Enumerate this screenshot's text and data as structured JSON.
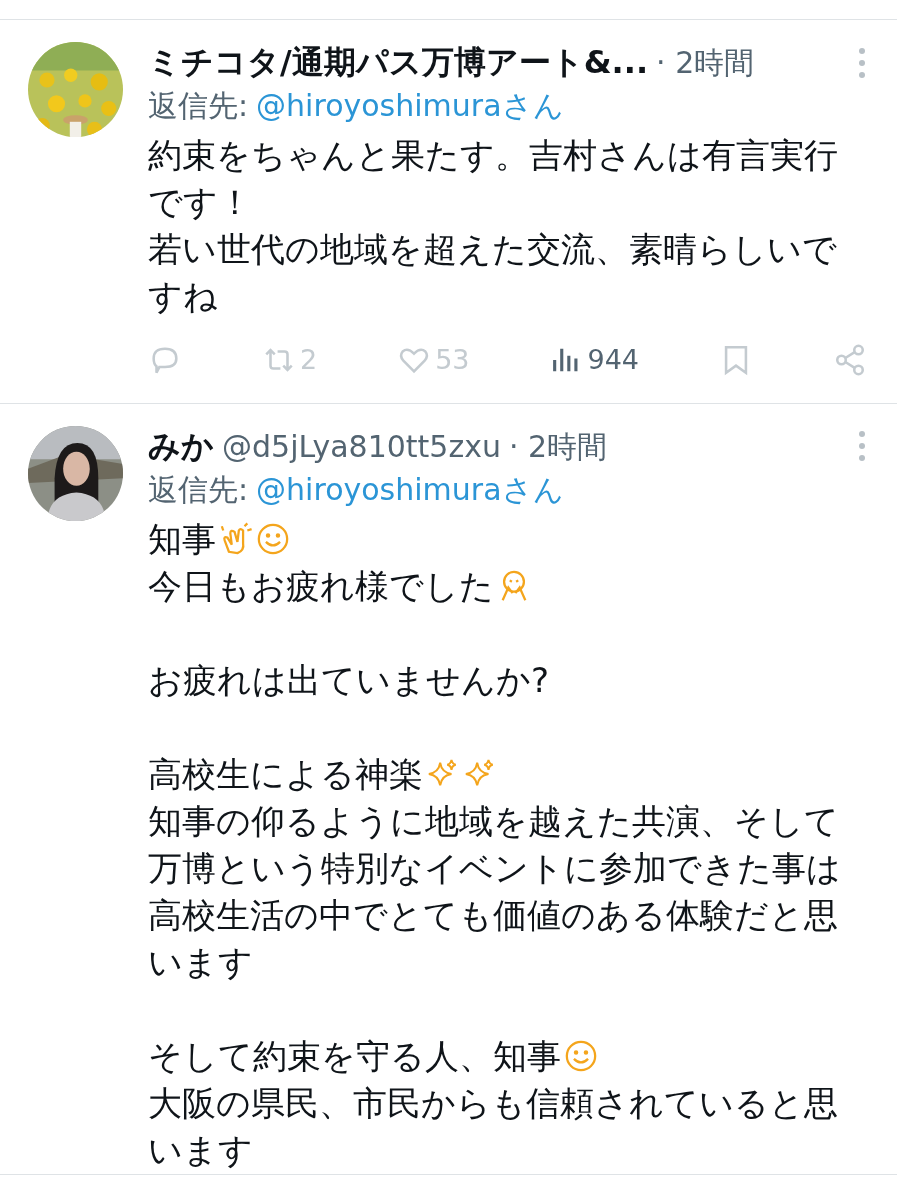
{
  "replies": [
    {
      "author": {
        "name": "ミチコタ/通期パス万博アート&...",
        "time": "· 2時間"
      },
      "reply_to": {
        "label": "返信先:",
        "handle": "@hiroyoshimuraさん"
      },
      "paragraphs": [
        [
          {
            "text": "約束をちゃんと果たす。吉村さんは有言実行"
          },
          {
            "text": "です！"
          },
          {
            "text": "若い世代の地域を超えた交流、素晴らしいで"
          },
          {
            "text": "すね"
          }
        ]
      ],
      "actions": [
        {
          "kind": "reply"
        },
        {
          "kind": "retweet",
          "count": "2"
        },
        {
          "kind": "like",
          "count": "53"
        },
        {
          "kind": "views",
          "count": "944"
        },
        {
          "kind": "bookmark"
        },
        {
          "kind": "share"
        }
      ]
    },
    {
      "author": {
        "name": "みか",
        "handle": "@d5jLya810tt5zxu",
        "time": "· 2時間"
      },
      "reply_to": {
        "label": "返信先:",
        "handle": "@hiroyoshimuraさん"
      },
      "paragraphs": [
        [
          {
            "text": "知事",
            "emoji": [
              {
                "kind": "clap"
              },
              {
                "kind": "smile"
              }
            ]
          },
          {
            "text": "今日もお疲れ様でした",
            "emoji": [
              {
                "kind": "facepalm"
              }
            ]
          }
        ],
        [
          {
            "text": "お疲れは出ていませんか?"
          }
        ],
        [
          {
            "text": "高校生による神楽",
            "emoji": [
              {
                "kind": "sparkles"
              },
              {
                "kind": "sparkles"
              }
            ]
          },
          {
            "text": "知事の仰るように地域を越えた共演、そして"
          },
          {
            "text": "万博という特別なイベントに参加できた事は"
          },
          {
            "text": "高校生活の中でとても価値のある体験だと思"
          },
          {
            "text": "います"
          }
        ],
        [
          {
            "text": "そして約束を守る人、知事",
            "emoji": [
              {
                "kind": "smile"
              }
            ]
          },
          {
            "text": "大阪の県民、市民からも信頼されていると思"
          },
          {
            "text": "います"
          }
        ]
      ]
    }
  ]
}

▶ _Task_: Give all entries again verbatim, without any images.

▶ _Problem solution_:
Enumerate this screenshot's text and data as structured JSON.
{
  "replies": [
    {
      "author": {
        "name": "ミチコタ/通期パス万博アート&...",
        "time": "· 2時間"
      },
      "reply_to": {
        "label": "返信先:",
        "handle": "@hiroyoshimuraさん"
      },
      "paragraphs": [
        [
          {
            "text": "約束をちゃんと果たす。吉村さんは有言実行"
          },
          {
            "text": "です！"
          },
          {
            "text": "若い世代の地域を超えた交流、素晴らしいで"
          },
          {
            "text": "すね"
          }
        ]
      ],
      "actions": [
        {
          "kind": "reply"
        },
        {
          "kind": "retweet",
          "count": "2"
        },
        {
          "kind": "like",
          "count": "53"
        },
        {
          "kind": "views",
          "count": "944"
        },
        {
          "kind": "bookmark"
        },
        {
          "kind": "share"
        }
      ]
    },
    {
      "author": {
        "name": "みか",
        "handle": "@d5jLya810tt5zxu",
        "time": "· 2時間"
      },
      "reply_to": {
        "label": "返信先:",
        "handle": "@hiroyoshimuraさん"
      },
      "paragraphs": [
        [
          {
            "text": "知事",
            "emoji": [
              {
                "kind": "clap"
              },
              {
                "kind": "smile"
              }
            ]
          },
          {
            "text": "今日もお疲れ様でした",
            "emoji": [
              {
                "kind": "facepalm"
              }
            ]
          }
        ],
        [
          {
            "text": "お疲れは出ていませんか?"
          }
        ],
        [
          {
            "text": "高校生による神楽",
            "emoji": [
              {
                "kind": "sparkles"
              },
              {
                "kind": "sparkles"
              }
            ]
          },
          {
            "text": "知事の仰るように地域を越えた共演、そして"
          },
          {
            "text": "万博という特別なイベントに参加できた事は"
          },
          {
            "text": "高校生活の中でとても価値のある体験だと思"
          },
          {
            "text": "います"
          }
        ],
        [
          {
            "text": "そして約束を守る人、知事",
            "emoji": [
              {
                "kind": "smile"
              }
            ]
          },
          {
            "text": "大阪の県民、市民からも信頼されていると思"
          },
          {
            "text": "います"
          }
        ]
      ]
    }
  ]
}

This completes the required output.